In 2018, U.S. Secretary of Education Betsy DeVos released her proposed changes to Title IX, which included “due process protections” for all students and the requirement of live hearings for formal sexual harassment complaints. Following these changes, in December 2018, an appellate court decision ruled that respondents have the right to cross-examine claimants, the right to a hearing in higher education and the right to evidentiary hearings for all requests.

Though the 2018 case concerned the University of Southern California, the ruling was then applied to all private and public higher education institutions in the state of California.

In response, the UC system changed its sexual violence and sexual harassment policy, which became the basis for this class-action lawsuit, filed by attorney Mark Hathaway on behalf of students disciplined under the university’s previous 2015 sexual harassment and sexual violence policy.

According to legal documents from the case, the class action is intended to represent all UC students who, under the university’s Policies Applying to Campus Activities, Organizations and Students regarding sexual violence and harassment, faced suspension or other serious punishments.

The class includes students whose cases specified credibility being central to investigation findings, and in which the questioning and cross-examination of claimants and witnesses were not provided by their university.

The class action represents the third amended petition for the case.

The court, however, took issue with the vagueness of the plaintiff’s definition of the class. Specifically, the court found that the “suspension or other severe sanction” portion of the class qualifications defines “severe” too vaguely.

In addition, the court took issue with the feasibility of absent class members’ ability to identify themselves as members.

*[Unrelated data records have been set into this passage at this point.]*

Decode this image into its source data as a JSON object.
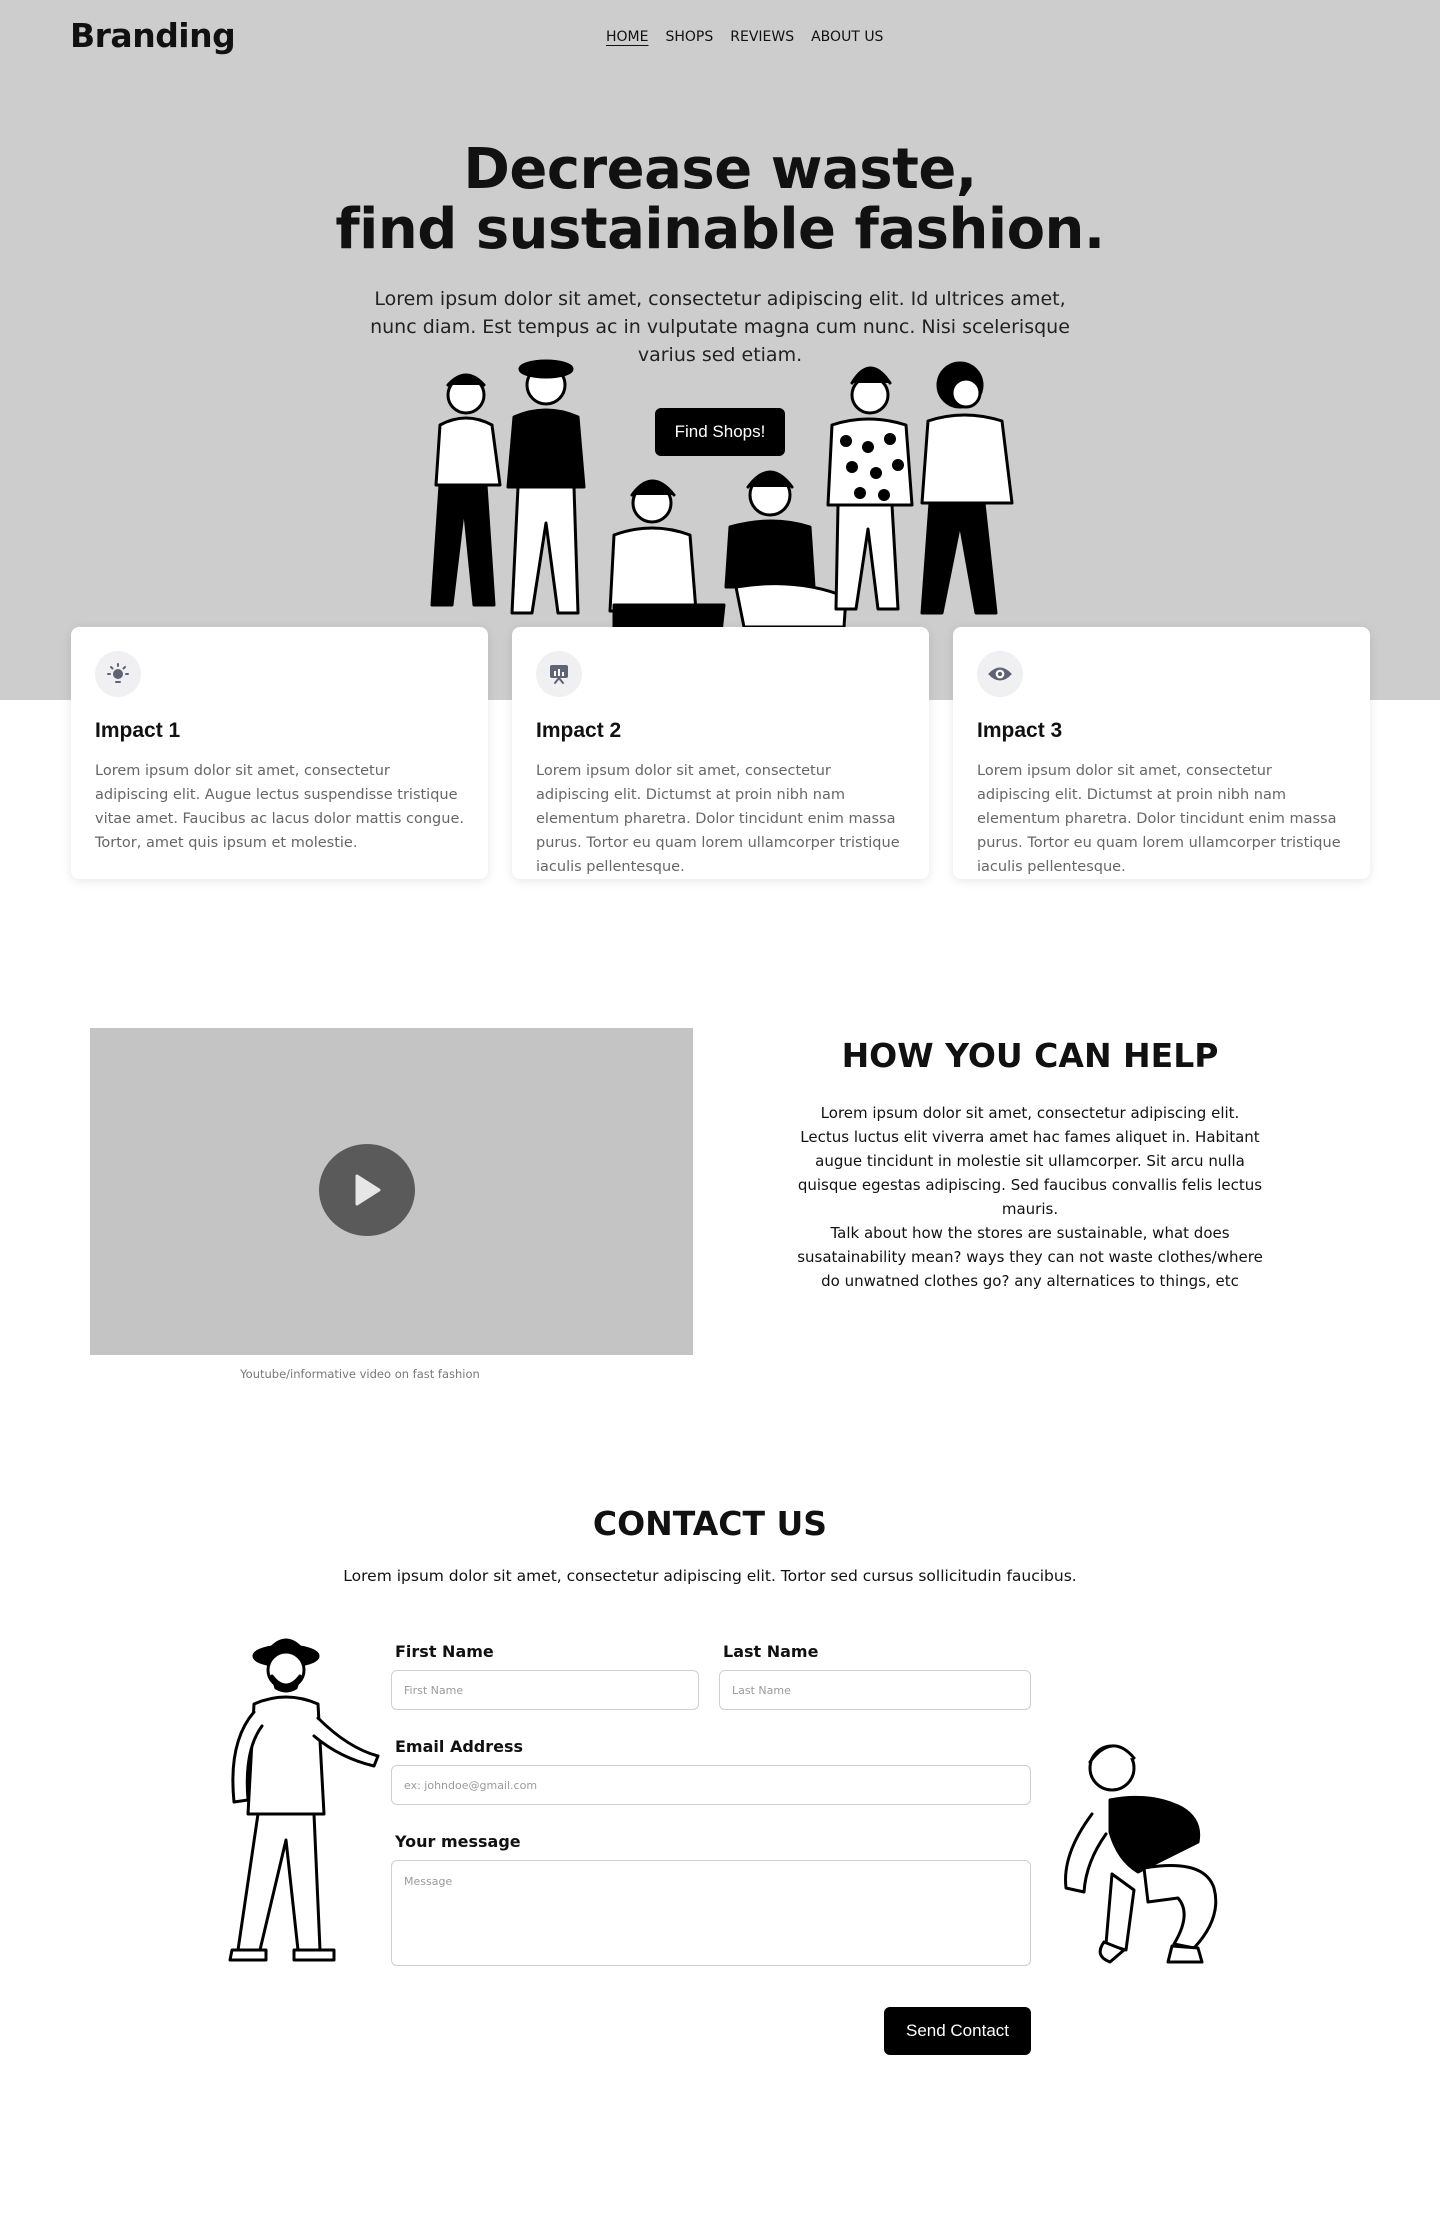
{
  "header": {
    "brand": "Branding",
    "nav": [
      "HOME",
      "SHOPS",
      "REVIEWS",
      "ABOUT US"
    ]
  },
  "hero": {
    "title_line1": "Decrease waste,",
    "title_line2": "find sustainable fashion.",
    "subtitle": "Lorem ipsum dolor sit amet, consectetur adipiscing elit. Id ultrices amet, nunc diam. Est tempus ac in vulputate magna cum nunc. Nisi scelerisque varius sed etiam.",
    "cta_label": "Find Shops!"
  },
  "impacts": [
    {
      "icon": "lightbulb-icon",
      "title": "Impact 1",
      "text": "Lorem ipsum dolor sit amet, consectetur adipiscing elit. Augue lectus suspendisse tristique vitae amet. Faucibus ac lacus dolor mattis congue. Tortor, amet quis ipsum et molestie."
    },
    {
      "icon": "presentation-chart-icon",
      "title": "Impact 2",
      "text": "Lorem ipsum dolor sit amet, consectetur adipiscing elit. Dictumst at proin nibh nam elementum pharetra. Dolor tincidunt enim massa purus. Tortor eu quam lorem ullamcorper tristique iaculis pellentesque."
    },
    {
      "icon": "eye-icon",
      "title": "Impact 3",
      "text": "Lorem ipsum dolor sit amet, consectetur adipiscing elit. Dictumst at proin nibh nam elementum pharetra. Dolor tincidunt enim massa purus. Tortor eu quam lorem ullamcorper tristique iaculis pellentesque."
    }
  ],
  "video": {
    "caption": "Youtube/informative video on fast fashion"
  },
  "help": {
    "title": "HOW YOU CAN HELP",
    "paragraph1": "Lorem ipsum dolor sit amet, consectetur adipiscing elit. Lectus luctus elit viverra amet hac fames aliquet in. Habitant augue tincidunt in molestie sit ullamcorper. Sit arcu nulla quisque egestas adipiscing. Sed faucibus convallis felis lectus mauris.",
    "paragraph2": "Talk about how the stores are sustainable, what does susatainability mean? ways they can not waste clothes/where do unwatned clothes go? any alternatices to things, etc"
  },
  "contact": {
    "title": "CONTACT US",
    "subtitle": "Lorem ipsum dolor sit amet, consectetur adipiscing elit. Tortor sed cursus sollicitudin faucibus.",
    "first_name_label": "First Name",
    "first_name_placeholder": "First Name",
    "last_name_label": "Last Name",
    "last_name_placeholder": "Last Name",
    "email_label": "Email Address",
    "email_placeholder": "ex: johndoe@gmail.com",
    "message_label": "Your message",
    "message_placeholder": "Message",
    "send_label": "Send Contact"
  },
  "colors": {
    "hero_bg": "#cdcdcd",
    "button": "#000000",
    "video_bg": "#c4c4c4",
    "icon": "#5e6474"
  }
}
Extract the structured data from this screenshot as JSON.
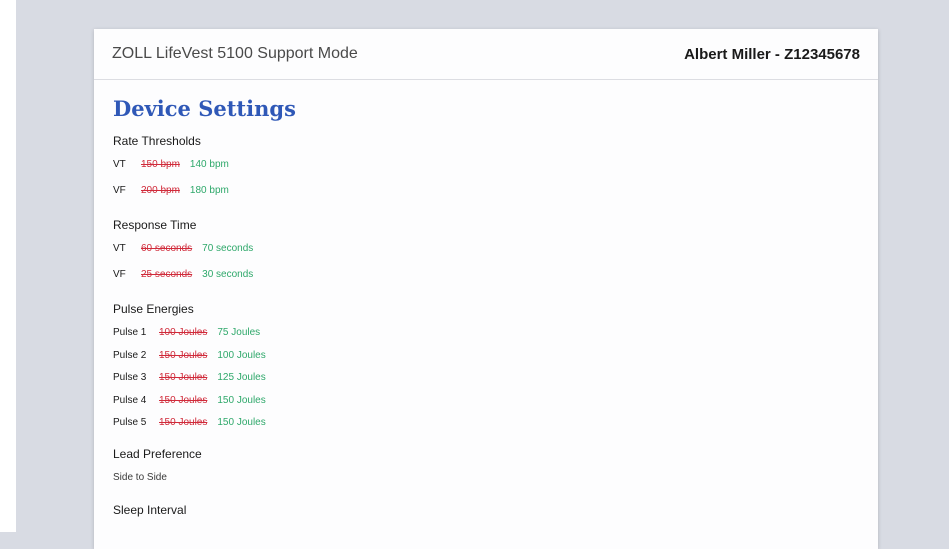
{
  "header": {
    "app_title": "ZOLL LifeVest 5100 Support Mode",
    "patient": "Albert Miller - Z12345678"
  },
  "page_title": "Device Settings",
  "rate_thresholds": {
    "title": "Rate Thresholds",
    "rows": [
      {
        "label": "VT",
        "old": "150 bpm",
        "new": "140 bpm"
      },
      {
        "label": "VF",
        "old": "200 bpm",
        "new": "180 bpm"
      }
    ]
  },
  "response_time": {
    "title": "Response Time",
    "rows": [
      {
        "label": "VT",
        "old": "60 seconds",
        "new": "70 seconds"
      },
      {
        "label": "VF",
        "old": "25 seconds",
        "new": "30 seconds"
      }
    ]
  },
  "pulse_energies": {
    "title": "Pulse Energies",
    "rows": [
      {
        "label": "Pulse 1",
        "old": "100 Joules",
        "new": "75 Joules"
      },
      {
        "label": "Pulse 2",
        "old": "150 Joules",
        "new": "100 Joules"
      },
      {
        "label": "Pulse 3",
        "old": "150 Joules",
        "new": "125 Joules"
      },
      {
        "label": "Pulse 4",
        "old": "150 Joules",
        "new": "150 Joules"
      },
      {
        "label": "Pulse 5",
        "old": "150 Joules",
        "new": "150 Joules"
      }
    ]
  },
  "lead_preference": {
    "title": "Lead Preference",
    "value": "Side to Side"
  },
  "sleep_interval": {
    "title": "Sleep Interval"
  },
  "colors": {
    "accent": "#2f58b7",
    "old_value": "#d02a3a",
    "new_value": "#2ea86a"
  }
}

The class action was dismissed on the basis that each case included in the suit has to be reviewed individually, according to Hathaway.

UC Office of the President spokesperson Stett Holbrook said in an email that the university is “pleased” with the court’s recognition of individual adjudications.

“The University of California is committed to providing a resolution process for sexual harassment that treats parties fairly and with compassion, and results in just outcomes,” Holbrook said in the email. “By dismissing the class claims, the court recognized the inherently individualized nature of each adjudication and the importance of evaluating the unique circumstances of each case.”

According to Hathaway, the ruling will be appealed.

Contact Blake Evans at [email protected] and follow him on Twitter at @Blake_J_Evans.